What is being asked:
Go over the lines below, and when one contains the word "your", copy it.

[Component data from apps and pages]
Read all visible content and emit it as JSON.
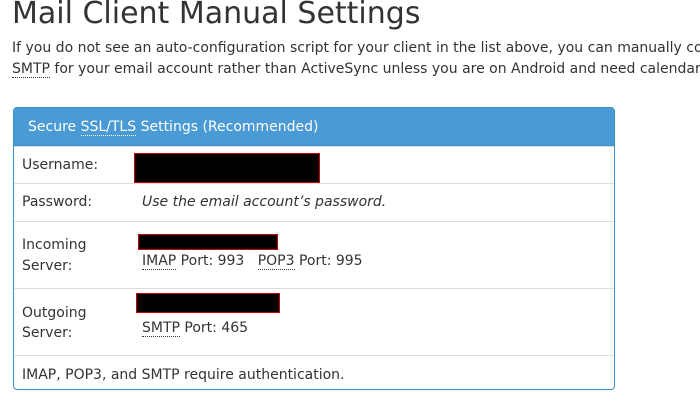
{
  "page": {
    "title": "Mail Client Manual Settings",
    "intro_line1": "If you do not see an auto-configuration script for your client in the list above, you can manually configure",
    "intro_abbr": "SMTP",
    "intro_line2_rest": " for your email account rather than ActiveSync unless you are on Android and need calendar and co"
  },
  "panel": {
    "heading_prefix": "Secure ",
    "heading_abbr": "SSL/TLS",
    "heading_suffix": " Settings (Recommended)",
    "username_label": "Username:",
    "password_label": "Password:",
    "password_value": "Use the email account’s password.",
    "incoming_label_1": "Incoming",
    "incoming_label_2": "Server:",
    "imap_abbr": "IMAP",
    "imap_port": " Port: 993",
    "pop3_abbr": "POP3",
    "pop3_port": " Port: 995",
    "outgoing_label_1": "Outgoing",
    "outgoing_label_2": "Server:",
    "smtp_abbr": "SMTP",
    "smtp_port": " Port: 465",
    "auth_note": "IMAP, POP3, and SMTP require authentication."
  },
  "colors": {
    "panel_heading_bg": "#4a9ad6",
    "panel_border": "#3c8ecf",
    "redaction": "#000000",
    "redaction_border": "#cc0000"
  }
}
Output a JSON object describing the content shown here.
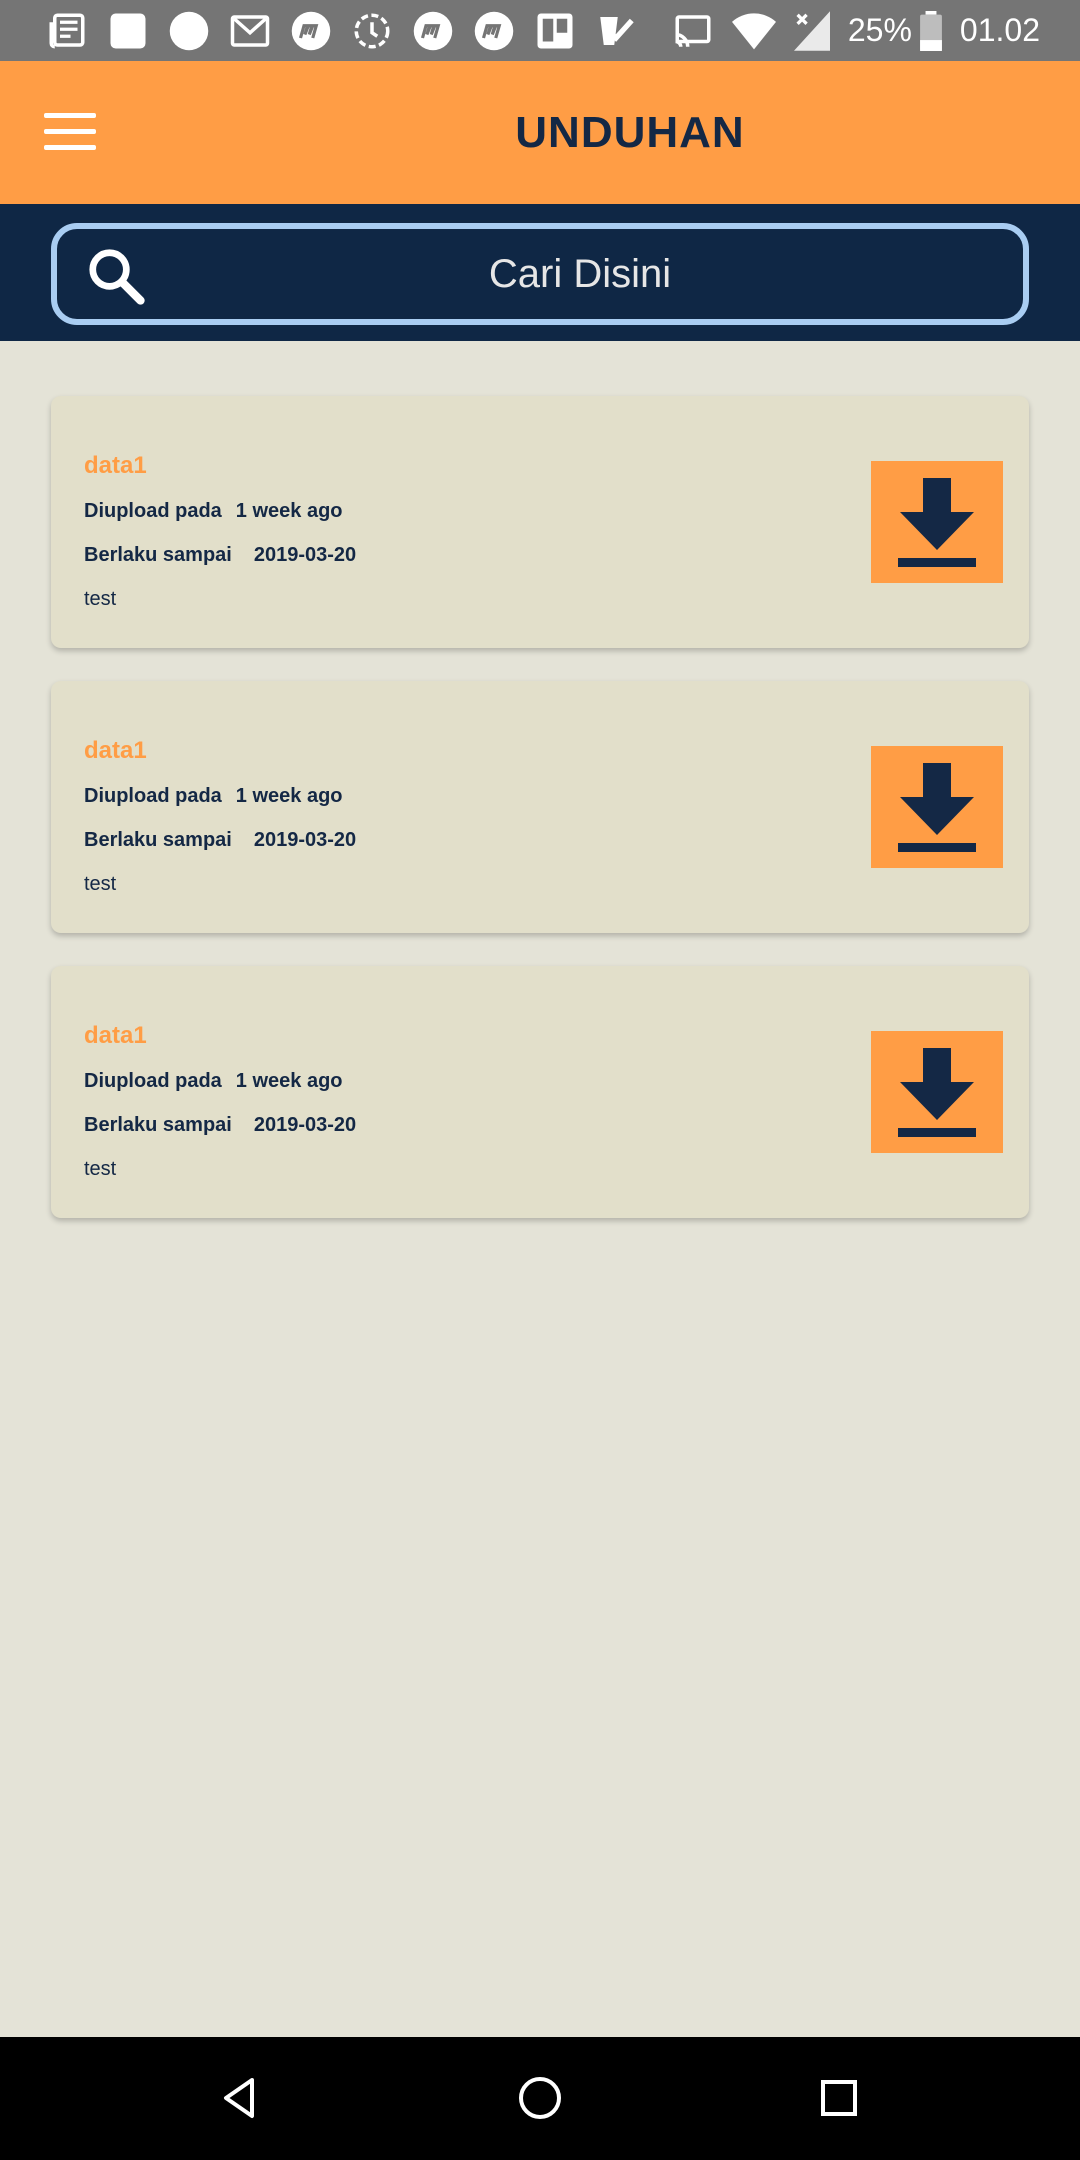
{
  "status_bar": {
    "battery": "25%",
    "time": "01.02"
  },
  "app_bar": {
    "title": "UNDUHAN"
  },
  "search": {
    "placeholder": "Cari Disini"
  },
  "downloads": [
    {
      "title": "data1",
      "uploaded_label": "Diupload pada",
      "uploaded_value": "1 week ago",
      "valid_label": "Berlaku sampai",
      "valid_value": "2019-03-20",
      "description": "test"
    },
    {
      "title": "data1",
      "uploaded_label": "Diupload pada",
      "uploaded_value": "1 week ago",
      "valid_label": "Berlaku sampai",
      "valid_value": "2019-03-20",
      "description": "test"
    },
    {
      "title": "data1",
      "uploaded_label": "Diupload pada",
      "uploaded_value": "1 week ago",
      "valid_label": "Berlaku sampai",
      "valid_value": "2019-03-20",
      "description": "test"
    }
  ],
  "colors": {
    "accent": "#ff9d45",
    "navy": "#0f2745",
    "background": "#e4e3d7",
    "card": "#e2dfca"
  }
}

Solution for this exercise:
    "intro_line1": "If you do not see an auto-configuration script for your client in the list above, you can manually configure",
    "intro_line2_rest": " for your email account rather than ActiveSync unless you are on Android and need calendar and co"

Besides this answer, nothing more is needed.